◆ Assigned task:
From the first line to the last, restate the data word for word.

◆ Given information:
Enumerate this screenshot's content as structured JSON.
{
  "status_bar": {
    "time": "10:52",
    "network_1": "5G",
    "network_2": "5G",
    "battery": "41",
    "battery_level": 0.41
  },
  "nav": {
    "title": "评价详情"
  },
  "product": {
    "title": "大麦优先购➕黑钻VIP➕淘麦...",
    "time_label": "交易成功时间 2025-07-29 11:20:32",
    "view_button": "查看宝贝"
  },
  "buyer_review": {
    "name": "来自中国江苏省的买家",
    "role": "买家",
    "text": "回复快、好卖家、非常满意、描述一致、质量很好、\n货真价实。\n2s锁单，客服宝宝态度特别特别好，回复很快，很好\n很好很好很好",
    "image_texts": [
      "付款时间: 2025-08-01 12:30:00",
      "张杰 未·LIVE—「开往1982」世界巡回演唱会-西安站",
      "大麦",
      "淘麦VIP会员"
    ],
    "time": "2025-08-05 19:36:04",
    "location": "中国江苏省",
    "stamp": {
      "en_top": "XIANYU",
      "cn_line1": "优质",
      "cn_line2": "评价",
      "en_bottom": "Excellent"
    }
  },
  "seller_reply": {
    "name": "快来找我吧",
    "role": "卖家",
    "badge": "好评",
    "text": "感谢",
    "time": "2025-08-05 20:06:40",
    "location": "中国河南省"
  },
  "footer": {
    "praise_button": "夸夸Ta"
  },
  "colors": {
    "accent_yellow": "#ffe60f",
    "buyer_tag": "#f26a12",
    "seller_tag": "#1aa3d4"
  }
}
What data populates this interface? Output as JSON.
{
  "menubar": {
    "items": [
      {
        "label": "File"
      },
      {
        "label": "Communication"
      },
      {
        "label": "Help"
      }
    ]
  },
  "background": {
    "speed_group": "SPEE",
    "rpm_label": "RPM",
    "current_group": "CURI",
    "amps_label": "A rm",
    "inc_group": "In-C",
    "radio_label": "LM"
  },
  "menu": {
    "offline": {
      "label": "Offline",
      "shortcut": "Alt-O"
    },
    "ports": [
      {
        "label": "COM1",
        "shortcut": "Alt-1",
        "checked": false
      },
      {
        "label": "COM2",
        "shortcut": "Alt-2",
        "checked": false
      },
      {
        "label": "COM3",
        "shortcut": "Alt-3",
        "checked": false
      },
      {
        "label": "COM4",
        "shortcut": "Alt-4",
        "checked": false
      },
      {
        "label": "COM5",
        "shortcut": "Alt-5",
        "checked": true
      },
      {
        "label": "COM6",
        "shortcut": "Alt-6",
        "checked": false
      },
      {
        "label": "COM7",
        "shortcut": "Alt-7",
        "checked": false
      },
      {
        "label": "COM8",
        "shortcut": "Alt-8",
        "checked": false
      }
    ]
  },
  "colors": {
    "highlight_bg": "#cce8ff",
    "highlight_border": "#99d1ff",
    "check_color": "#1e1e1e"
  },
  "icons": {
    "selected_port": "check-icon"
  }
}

◆ Answer to the exercise:
Enumerate this screenshot's content as structured JSON.
{
  "status_bar": {
    "time": "10:52",
    "network_1": "5G",
    "network_2": "5G",
    "battery": "41",
    "battery_level": 0.41
  },
  "nav": {
    "title": "评价详情"
  },
  "product": {
    "title": "大麦优先购➕黑钻VIP➕淘麦...",
    "time_label": "交易成功时间 2025-07-29 11:20:32",
    "view_button": "查看宝贝"
  },
  "buyer_review": {
    "name": "来自中国江苏省的买家",
    "role": "买家",
    "text": "回复快、好卖家、非常满意、描述一致、质量很好、\n货真价实。\n2s锁单，客服宝宝态度特别特别好，回复很快，很好\n很好很好很好",
    "image_texts": [
      "付款时间: 2025-08-01 12:30:00",
      "张杰 未·LIVE—「开往1982」世界巡回演唱会-西安站",
      "大麦",
      "淘麦VIP会员"
    ],
    "time": "2025-08-05 19:36:04",
    "location": "中国江苏省",
    "stamp": {
      "en_top": "XIANYU",
      "cn_line1": "优质",
      "cn_line2": "评价",
      "en_bottom": "Excellent"
    }
  },
  "seller_reply": {
    "name": "快来找我吧",
    "role": "卖家",
    "badge": "好评",
    "text": "感谢",
    "time": "2025-08-05 20:06:40",
    "location": "中国河南省"
  },
  "footer": {
    "praise_button": "夸夸Ta"
  },
  "colors": {
    "accent_yellow": "#ffe60f",
    "buyer_tag": "#f26a12",
    "seller_tag": "#1aa3d4"
  }
}
What data populates this interface? Output as JSON.
{
  "menubar": {
    "items": [
      {
        "label": "File"
      },
      {
        "label": "Communication"
      },
      {
        "label": "Help"
      }
    ]
  },
  "background": {
    "speed_group": "SPEE",
    "rpm_label": "RPM",
    "current_group": "CURI",
    "amps_label": "A rm",
    "inc_group": "In-C",
    "radio_label": "LM"
  },
  "menu": {
    "offline": {
      "label": "Offline",
      "shortcut": "Alt-O"
    },
    "ports": [
      {
        "label": "COM1",
        "shortcut": "Alt-1",
        "checked": false
      },
      {
        "label": "COM2",
        "shortcut": "Alt-2",
        "checked": false
      },
      {
        "label": "COM3",
        "shortcut": "Alt-3",
        "checked": false
      },
      {
        "label": "COM4",
        "shortcut": "Alt-4",
        "checked": false
      },
      {
        "label": "COM5",
        "shortcut": "Alt-5",
        "checked": true
      },
      {
        "label": "COM6",
        "shortcut": "Alt-6",
        "checked": false
      },
      {
        "label": "COM7",
        "shortcut": "Alt-7",
        "checked": false
      },
      {
        "label": "COM8",
        "shortcut": "Alt-8",
        "checked": false
      }
    ]
  },
  "colors": {
    "highlight_bg": "#cce8ff",
    "highlight_border": "#99d1ff",
    "check_color": "#1e1e1e"
  },
  "icons": {
    "selected_port": "check-icon"
  }
}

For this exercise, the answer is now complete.